In the WAVE trial over 2.100 patients with peripheral vascular disease were randomised to the combination of oral anticoagulation (target INR 2-3, achieved INR 2.2) plus aspirin, or to aspirin alone and followed for nearly 3 years (15).
- In the combination therapy, no benefit on cardiovascular death, myocardial infarction or stroke was observed, but there was a 3.5 times increase in severe bleeding complications including cerebral haemorrhage.
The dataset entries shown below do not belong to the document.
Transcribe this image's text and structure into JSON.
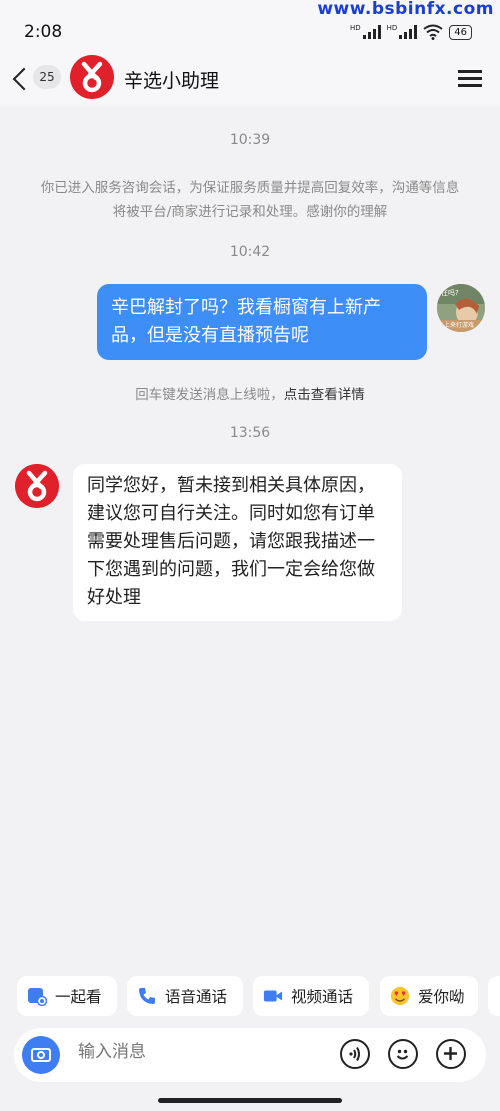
{
  "status_bar": {
    "time": "2:08",
    "watermark": "www.bsbinfx.com",
    "network_1": "HD",
    "network_2": "HD",
    "battery": "46"
  },
  "header": {
    "unread_count": "25",
    "title": "辛选小助理",
    "brand_color": "#e0202a"
  },
  "chat": {
    "messages": [
      {
        "type": "timestamp",
        "text": "10:39"
      },
      {
        "type": "system",
        "text": "你已进入服务咨询会话，为保证服务质量并提高回复效率，沟通等信息将被平台/商家进行记录和处理。感谢你的理解"
      },
      {
        "type": "timestamp",
        "text": "10:42"
      },
      {
        "type": "outgoing",
        "text": "辛巴解封了吗？我看橱窗有上新产品，但是没有直播预告呢",
        "avatar_overlay_top": "在吗?",
        "avatar_overlay_bottom": "上来打游戏"
      },
      {
        "type": "hint",
        "text": "回车键发送消息上线啦，",
        "link": "点击查看详情"
      },
      {
        "type": "timestamp",
        "text": "13:56"
      },
      {
        "type": "incoming",
        "text": "同学您好，暂未接到相关具体原因，建议您可自行关注。同时如您有订单需要处理售后问题，请您跟我描述一下您遇到的问题，我们一定会给您做好处理"
      }
    ],
    "outgoing_bubble_color": "#3e8ef7"
  },
  "quick_actions": [
    {
      "label": "一起看",
      "icon": "watch-together-icon"
    },
    {
      "label": "语音通话",
      "icon": "phone-icon"
    },
    {
      "label": "视频通话",
      "icon": "video-camera-icon"
    },
    {
      "label": "爱你呦",
      "icon": "heart-eyes-emoji-icon"
    }
  ],
  "input": {
    "placeholder": "输入消息"
  }
}
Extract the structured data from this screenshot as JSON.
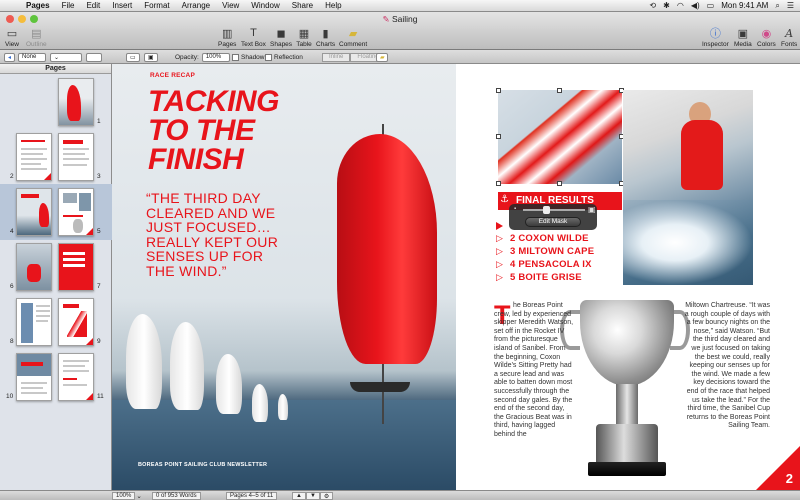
{
  "menubar": {
    "app_name": "Pages",
    "items": [
      "File",
      "Edit",
      "Insert",
      "Format",
      "Arrange",
      "View",
      "Window",
      "Share",
      "Help"
    ],
    "clock": "Mon 9:41 AM"
  },
  "window": {
    "title": "Sailing"
  },
  "toolbar": {
    "left": [
      {
        "label": "View",
        "icon": "view-icon"
      },
      {
        "label": "Outline",
        "icon": "outline-icon"
      }
    ],
    "center": [
      {
        "label": "Pages",
        "icon": "pages-icon"
      },
      {
        "label": "Text Box",
        "icon": "text-box-icon"
      },
      {
        "label": "Shapes",
        "icon": "shapes-icon"
      },
      {
        "label": "Table",
        "icon": "table-icon"
      },
      {
        "label": "Charts",
        "icon": "charts-icon"
      },
      {
        "label": "Comment",
        "icon": "comment-icon"
      }
    ],
    "right": [
      {
        "label": "Inspector",
        "icon": "inspector-icon"
      },
      {
        "label": "Media",
        "icon": "media-icon"
      },
      {
        "label": "Colors",
        "icon": "colors-icon"
      },
      {
        "label": "Fonts",
        "icon": "fonts-icon"
      }
    ]
  },
  "formatbar": {
    "style_value": "None",
    "opacity_label": "Opacity:",
    "opacity_value": "100%",
    "shadow_label": "Shadow",
    "reflection_label": "Reflection",
    "inline_label": "Inline",
    "floating_label": "Floating"
  },
  "sidebar": {
    "header": "Pages",
    "page_numbers": [
      "1",
      "2",
      "3",
      "4",
      "5",
      "6",
      "7",
      "8",
      "9",
      "10",
      "11"
    ]
  },
  "left_page": {
    "kicker": "RACE RECAP",
    "headline_lines": [
      "TACKING",
      "TO THE",
      "FINISH"
    ],
    "quote": "“THE THIRD DAY CLEARED AND WE JUST FOCUSED… REALLY KEPT OUR SENSES UP FOR THE WIND.”",
    "footer": "BOREAS POINT SAILING CLUB NEWSLETTER"
  },
  "right_page": {
    "results_title": "FINAL RESULTS",
    "mask_button": "Edit Mask",
    "results": [
      "1",
      "2 COXON WILDE",
      "3 MILTOWN CAPE",
      "4 PENSACOLA IX",
      "5 BOITE GRISE"
    ],
    "drop_cap": "T",
    "col1": "he Boreas Point crew, led by experienced skipper Meredith Watson, set off in the Rocket IV from the picturesque island of Sanibel. From the beginning, Coxon Wilde’s Sitting Pretty had a secure lead and was able to batten down most successfully through the second day gales. By the end of the second day, the Gracious Beat was in third, having lagged behind the",
    "col2": "Miltown Chartreuse. “It was a rough couple of days with a few bouncy nights on the nose,” said Watson. “But the third day cleared and we just focused on taking the best we could, really keeping our senses up for the wind. We made a few key decisions toward the end of the race that helped us take the lead.” For the third time, the Sanibel Cup returns to the Boreas Point Sailing Team.",
    "page_number": "2"
  },
  "statusbar": {
    "zoom": "100%",
    "word_count": "0 of 953 Words",
    "page_range": "Pages 4–5 of 11"
  },
  "colors": {
    "accent_red": "#e8141b"
  }
}
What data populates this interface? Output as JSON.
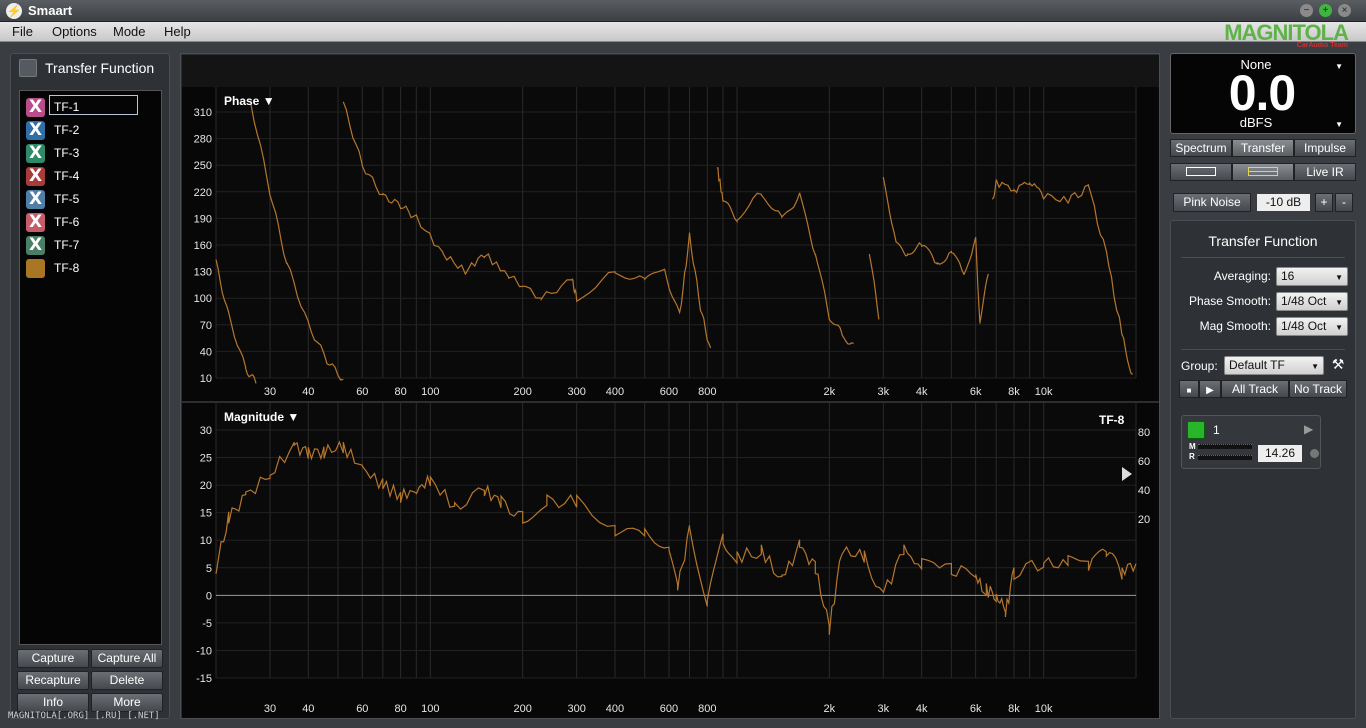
{
  "window": {
    "title": "Smaart"
  },
  "menu": [
    "File",
    "Options",
    "Mode",
    "Help"
  ],
  "logo": {
    "text": "MAGNITOLA",
    "sub": "CarAudio Team"
  },
  "left_panel": {
    "title": "Transfer Function",
    "items": [
      {
        "label": "TF-1",
        "color": "#b84d8c",
        "badge": "X",
        "editing": true
      },
      {
        "label": "TF-2",
        "color": "#2f6fa8",
        "badge": "X"
      },
      {
        "label": "TF-3",
        "color": "#2f8a6a",
        "badge": "X"
      },
      {
        "label": "TF-4",
        "color": "#a83a3a",
        "badge": "X"
      },
      {
        "label": "TF-5",
        "color": "#4f7fa6",
        "badge": "X"
      },
      {
        "label": "TF-6",
        "color": "#c65b6a",
        "badge": "X"
      },
      {
        "label": "TF-7",
        "color": "#4a7e66",
        "badge": "X"
      },
      {
        "label": "TF-8",
        "color": "#a97623",
        "badge": ""
      }
    ],
    "buttons": [
      "Capture",
      "Capture All",
      "Recapture",
      "Delete",
      "Info",
      "More"
    ]
  },
  "watermark": "MAGNITOLA[.ORG] [.RU] [.NET]",
  "phase_plot": {
    "title": "Phase ▼",
    "y_ticks": [
      "310",
      "280",
      "250",
      "220",
      "190",
      "160",
      "130",
      "100",
      "70",
      "40",
      "10"
    ],
    "x_ticks": [
      "30",
      "40",
      "60",
      "80",
      "100",
      "200",
      "300",
      "400",
      "600",
      "800",
      "2k",
      "3k",
      "4k",
      "6k",
      "8k",
      "10k"
    ]
  },
  "magnitude_plot": {
    "title": "Magnitude ▼",
    "trace_label": "TF-8",
    "y_ticks": [
      "30",
      "25",
      "20",
      "15",
      "10",
      "5",
      "0",
      "-5",
      "-10",
      "-15"
    ],
    "y2_ticks": [
      "80",
      "60",
      "40",
      "20"
    ],
    "x_ticks": [
      "30",
      "40",
      "60",
      "80",
      "100",
      "200",
      "300",
      "400",
      "600",
      "800",
      "2k",
      "3k",
      "4k",
      "6k",
      "8k",
      "10k"
    ]
  },
  "trace_color": "#b5762e",
  "meter": {
    "source": "None",
    "value": "0.0",
    "unit": "dBFS"
  },
  "view_tabs": [
    "Spectrum",
    "Transfer",
    "Impulse"
  ],
  "layout_buttons": {
    "live_ir": "Live IR"
  },
  "generator": {
    "label": "Pink Noise",
    "level": "-10 dB",
    "plus": "+",
    "minus": "-"
  },
  "tf_panel": {
    "title": "Transfer Function",
    "averaging_label": "Averaging:",
    "averaging_value": "16",
    "phase_smooth_label": "Phase Smooth:",
    "phase_smooth_value": "1/48 Oct",
    "mag_smooth_label": "Mag Smooth:",
    "mag_smooth_value": "1/48 Oct",
    "group_label": "Group:",
    "group_value": "Default TF",
    "all_track": "All Track",
    "no_track": "No Track",
    "track": {
      "name": "1",
      "m": "M",
      "r": "R",
      "delay": "14.26"
    }
  }
}
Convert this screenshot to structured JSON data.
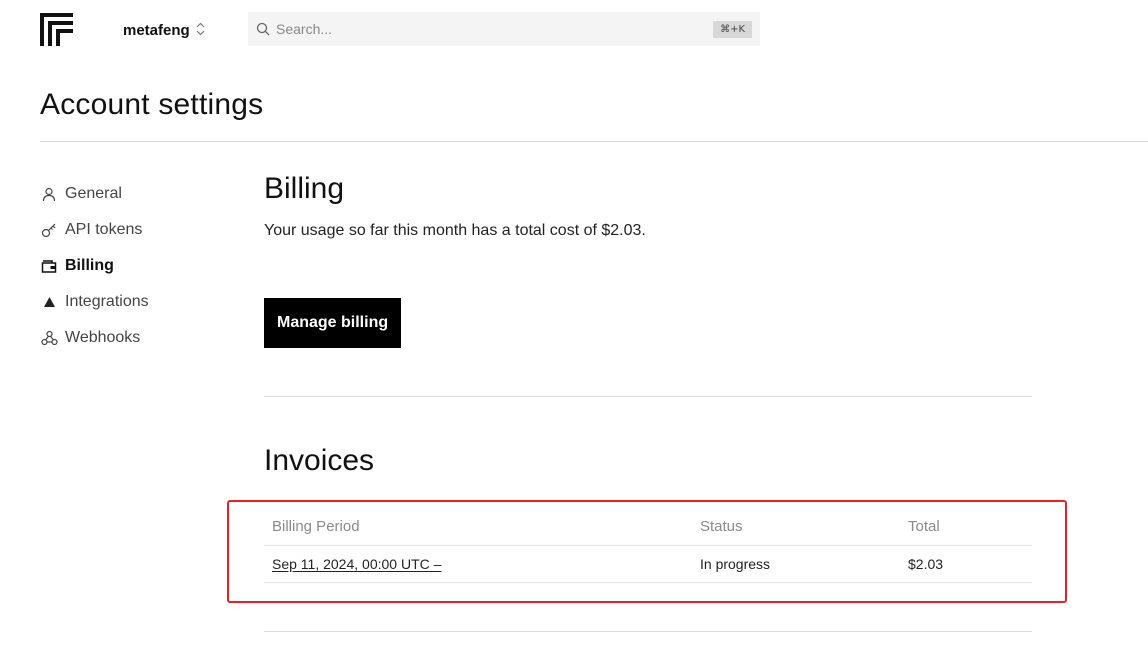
{
  "org": {
    "name": "metafeng"
  },
  "search": {
    "placeholder": "Search...",
    "shortcut": "⌘+K"
  },
  "page": {
    "title": "Account settings"
  },
  "sidebar": {
    "items": [
      {
        "label": "General",
        "icon": "user-icon",
        "active": false
      },
      {
        "label": "API tokens",
        "icon": "key-icon",
        "active": false
      },
      {
        "label": "Billing",
        "icon": "wallet-icon",
        "active": true
      },
      {
        "label": "Integrations",
        "icon": "triangle-icon",
        "active": false
      },
      {
        "label": "Webhooks",
        "icon": "webhook-icon",
        "active": false
      }
    ]
  },
  "billing": {
    "title": "Billing",
    "usage_text": "Your usage so far this month has a total cost of $2.03.",
    "manage_label": "Manage billing"
  },
  "invoices": {
    "title": "Invoices",
    "columns": [
      "Billing Period",
      "Status",
      "Total"
    ],
    "rows": [
      {
        "period": "Sep 11, 2024, 00:00 UTC –",
        "status": "In progress",
        "total": "$2.03"
      }
    ]
  },
  "colors": {
    "accent": "#000000",
    "highlight": "#e8231f"
  }
}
Life-threatening bleeding was seen in 4.0 % on the combination therapy versus 1.2 % with aspirin alone (p < 0.001).
Anand et al recently reported a meta-analysis of nine randomised trials of oral anticoagulants compared with control (no treatment) involving 4889(16). They found that
- The combination of OAC plus aspirin was not more effective than aspirin alone, with higher rates of mortality and major haemorrhage and no reduction in graft loss.
- Moderate intensity warfarin treatment (INR 2.5) would be acceptable in the presence of coexisting indications such as atrial fibrillation or recent venous thrombosis, although it might also be considered for patients with a history of peripheral graft occlusion.
The content of this article reflects the personal opinion of the author/s and is not necessarily the official position of the European Society of Cardiology.